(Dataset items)

※

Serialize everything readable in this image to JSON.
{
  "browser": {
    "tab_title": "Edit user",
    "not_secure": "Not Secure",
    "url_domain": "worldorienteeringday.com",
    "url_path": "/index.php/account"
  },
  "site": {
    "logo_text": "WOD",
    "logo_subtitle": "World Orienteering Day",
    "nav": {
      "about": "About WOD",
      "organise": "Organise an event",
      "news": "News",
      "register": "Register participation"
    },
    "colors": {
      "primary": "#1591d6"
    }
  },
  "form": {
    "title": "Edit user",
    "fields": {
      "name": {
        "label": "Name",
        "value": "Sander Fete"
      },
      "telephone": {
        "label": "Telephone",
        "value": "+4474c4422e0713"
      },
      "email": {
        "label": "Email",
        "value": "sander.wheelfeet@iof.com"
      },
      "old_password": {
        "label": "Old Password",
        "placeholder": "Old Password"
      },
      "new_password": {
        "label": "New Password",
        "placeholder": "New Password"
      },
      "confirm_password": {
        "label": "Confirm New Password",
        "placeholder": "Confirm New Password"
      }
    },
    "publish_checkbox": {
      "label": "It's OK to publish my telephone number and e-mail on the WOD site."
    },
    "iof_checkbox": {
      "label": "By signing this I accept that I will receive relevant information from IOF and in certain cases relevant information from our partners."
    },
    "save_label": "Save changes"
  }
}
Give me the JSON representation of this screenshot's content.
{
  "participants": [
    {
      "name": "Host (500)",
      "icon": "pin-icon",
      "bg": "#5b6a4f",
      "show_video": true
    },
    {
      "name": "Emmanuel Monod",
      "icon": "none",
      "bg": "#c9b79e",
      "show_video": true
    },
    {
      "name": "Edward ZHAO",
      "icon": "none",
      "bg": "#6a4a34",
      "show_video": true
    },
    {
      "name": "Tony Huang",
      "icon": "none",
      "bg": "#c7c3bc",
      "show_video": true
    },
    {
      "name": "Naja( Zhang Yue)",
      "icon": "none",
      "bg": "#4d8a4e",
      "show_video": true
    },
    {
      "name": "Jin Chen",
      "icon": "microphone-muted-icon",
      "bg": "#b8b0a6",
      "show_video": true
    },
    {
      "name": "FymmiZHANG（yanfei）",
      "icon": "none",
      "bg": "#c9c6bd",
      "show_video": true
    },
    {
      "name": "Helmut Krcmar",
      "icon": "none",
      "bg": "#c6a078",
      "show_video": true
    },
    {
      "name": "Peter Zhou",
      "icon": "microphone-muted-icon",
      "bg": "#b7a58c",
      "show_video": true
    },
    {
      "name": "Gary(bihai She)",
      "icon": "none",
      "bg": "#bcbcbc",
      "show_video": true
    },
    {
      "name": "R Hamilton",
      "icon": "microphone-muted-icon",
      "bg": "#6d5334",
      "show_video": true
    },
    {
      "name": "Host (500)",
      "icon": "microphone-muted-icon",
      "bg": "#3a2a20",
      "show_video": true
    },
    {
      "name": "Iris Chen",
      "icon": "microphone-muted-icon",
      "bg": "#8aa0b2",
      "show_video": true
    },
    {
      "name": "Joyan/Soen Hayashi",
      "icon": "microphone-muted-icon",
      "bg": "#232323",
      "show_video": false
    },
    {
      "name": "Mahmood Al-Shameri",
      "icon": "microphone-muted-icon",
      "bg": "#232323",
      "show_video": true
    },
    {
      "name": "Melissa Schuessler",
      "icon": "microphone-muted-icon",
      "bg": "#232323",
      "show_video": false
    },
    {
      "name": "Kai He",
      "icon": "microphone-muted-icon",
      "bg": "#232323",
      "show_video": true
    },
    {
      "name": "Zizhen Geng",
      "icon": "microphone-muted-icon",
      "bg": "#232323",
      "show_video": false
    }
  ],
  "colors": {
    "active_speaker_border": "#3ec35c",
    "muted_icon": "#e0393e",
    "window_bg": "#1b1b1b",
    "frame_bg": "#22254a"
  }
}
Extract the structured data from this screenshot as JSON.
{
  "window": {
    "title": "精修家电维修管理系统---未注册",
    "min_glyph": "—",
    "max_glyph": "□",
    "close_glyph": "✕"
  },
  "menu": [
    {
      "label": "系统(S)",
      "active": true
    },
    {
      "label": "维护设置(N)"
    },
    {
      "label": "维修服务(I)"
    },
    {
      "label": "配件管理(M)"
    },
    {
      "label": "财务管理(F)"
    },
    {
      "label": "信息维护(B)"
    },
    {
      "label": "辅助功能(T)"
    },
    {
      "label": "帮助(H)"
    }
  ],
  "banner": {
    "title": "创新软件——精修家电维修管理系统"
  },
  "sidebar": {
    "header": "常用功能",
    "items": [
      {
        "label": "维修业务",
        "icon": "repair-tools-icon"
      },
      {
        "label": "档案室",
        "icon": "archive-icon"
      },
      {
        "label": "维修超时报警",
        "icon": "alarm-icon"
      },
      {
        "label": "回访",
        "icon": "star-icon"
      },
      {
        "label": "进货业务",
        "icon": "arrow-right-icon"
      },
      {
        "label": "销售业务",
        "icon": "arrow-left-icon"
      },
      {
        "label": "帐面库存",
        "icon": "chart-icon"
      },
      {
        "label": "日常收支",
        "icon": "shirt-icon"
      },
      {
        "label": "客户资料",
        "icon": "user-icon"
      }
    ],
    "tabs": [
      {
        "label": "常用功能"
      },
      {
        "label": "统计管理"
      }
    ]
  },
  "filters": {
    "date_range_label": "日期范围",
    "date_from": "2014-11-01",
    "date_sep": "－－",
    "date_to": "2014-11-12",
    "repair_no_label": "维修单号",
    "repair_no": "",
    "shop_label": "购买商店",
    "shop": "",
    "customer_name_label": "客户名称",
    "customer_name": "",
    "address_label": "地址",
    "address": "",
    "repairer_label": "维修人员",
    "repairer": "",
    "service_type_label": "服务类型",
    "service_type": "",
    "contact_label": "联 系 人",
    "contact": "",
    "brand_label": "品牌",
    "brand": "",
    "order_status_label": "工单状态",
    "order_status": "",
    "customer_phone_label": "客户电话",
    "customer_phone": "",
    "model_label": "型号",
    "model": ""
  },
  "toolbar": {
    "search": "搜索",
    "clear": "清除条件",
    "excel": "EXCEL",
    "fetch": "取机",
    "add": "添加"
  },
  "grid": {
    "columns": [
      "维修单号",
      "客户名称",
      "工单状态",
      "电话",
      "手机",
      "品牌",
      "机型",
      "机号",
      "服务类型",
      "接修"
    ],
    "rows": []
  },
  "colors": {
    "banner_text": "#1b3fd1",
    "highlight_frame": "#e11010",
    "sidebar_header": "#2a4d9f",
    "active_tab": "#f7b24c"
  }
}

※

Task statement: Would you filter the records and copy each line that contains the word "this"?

Output of the exercise:
Serialize everything readable in this image to JSON.
      "label": "By signing this I accept that I will receive relevant information from IOF and in certain cases relevant information from our partners."
Give me the JSON representation of this screenshot's content.
Extract the structured data from this screenshot as JSON.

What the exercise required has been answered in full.